I've not posted a Thursday Thirteen list in a long time. I like lists. They are a genre of literature all to themselves. I'm not so fond of joining things. Therefore I will compromise. I reserve the option of posting a Thursday Thirteen list but will do it without using the formatting or linkage that go along with the original and official deeliebopper.
Today was Dr. Nancy Walker's memorial service. Below are thirteen thoughts or observations that ran through my head.
1. It is cold.
2. What wonderful people are Witt and Leslie Salley (who were of great help to her and were with her when she died)! How glad I am to have met them.
3. THAT was Nancy?! (On seeing a picture of her in a poofy dress in her teen years)
4. Her mother looks very much like her, only perhaps a little softer, more approachable.
5. Her sister has a wonderful sense of humor.
6. Having people get up and speak (a "Nancy roast" Nancy and a friend called it) is so much nicer than having a sermon! (Great Scott take note. Please no sermons at my funeral!)
7. While there was not an overabundance of flowers, the stories I heard told about her today make us all bloom into laughter over and over.
8. It is amazing how many lives a teacher of teachers (or a Teacher of Teachers, as Dr. George Jenson put it) can impact. She potentially influences and inspires not just her own students, but their students as well.
9. I did not know that she went back to finish her degree after her daughter's death. Somehow it seemed to me that she'd probably always been clicking through the halls of higher education, setting students quivering in their boots with one glance over her tiny wire-rimmed glasses.
10. Van Morrison's music can be perfect for a memorial service.
11. It is good to let down the guard of professional veneer and be human.
12. The passing of an exceptional person brings choking grief, but borne together with others who loved and appreciated her, that grief is somehow transformed into a shared joy in having known her.

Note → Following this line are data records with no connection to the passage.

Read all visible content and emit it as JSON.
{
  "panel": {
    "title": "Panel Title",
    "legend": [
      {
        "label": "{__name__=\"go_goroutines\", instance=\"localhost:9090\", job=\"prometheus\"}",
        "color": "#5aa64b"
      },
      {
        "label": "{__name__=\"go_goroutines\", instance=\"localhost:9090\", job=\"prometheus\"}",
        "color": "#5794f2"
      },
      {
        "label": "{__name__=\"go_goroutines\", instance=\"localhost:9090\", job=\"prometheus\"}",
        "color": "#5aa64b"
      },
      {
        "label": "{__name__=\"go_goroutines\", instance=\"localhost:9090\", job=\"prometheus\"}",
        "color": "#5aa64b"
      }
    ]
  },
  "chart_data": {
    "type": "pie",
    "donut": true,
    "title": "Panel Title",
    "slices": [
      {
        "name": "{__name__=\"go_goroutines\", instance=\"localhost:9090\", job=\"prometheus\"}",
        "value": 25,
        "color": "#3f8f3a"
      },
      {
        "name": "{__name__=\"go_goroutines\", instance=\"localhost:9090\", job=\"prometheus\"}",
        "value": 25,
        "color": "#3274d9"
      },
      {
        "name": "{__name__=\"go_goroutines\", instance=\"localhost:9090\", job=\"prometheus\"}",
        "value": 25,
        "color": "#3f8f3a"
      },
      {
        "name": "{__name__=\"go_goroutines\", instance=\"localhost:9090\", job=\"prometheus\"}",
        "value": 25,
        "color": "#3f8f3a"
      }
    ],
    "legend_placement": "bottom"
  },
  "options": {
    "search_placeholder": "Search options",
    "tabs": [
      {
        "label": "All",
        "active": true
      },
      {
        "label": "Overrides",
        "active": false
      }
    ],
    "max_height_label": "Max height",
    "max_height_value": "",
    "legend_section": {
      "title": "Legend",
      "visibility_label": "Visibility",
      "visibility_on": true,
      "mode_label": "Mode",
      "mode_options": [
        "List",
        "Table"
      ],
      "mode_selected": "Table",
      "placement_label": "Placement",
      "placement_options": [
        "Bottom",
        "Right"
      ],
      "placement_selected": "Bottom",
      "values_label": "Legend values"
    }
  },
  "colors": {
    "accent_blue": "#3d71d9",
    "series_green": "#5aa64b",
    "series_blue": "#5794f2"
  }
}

13. Nancy was an exceptional person. One of the characteristics that made her such was that she treated those who knew her as exceptional people as well, worthy of being listened to, capable of accomplishing their goals, and unique and valuable in themselves. I was struck, as person after person, student after student, colleague after colleague stood to honor her, by how right she was.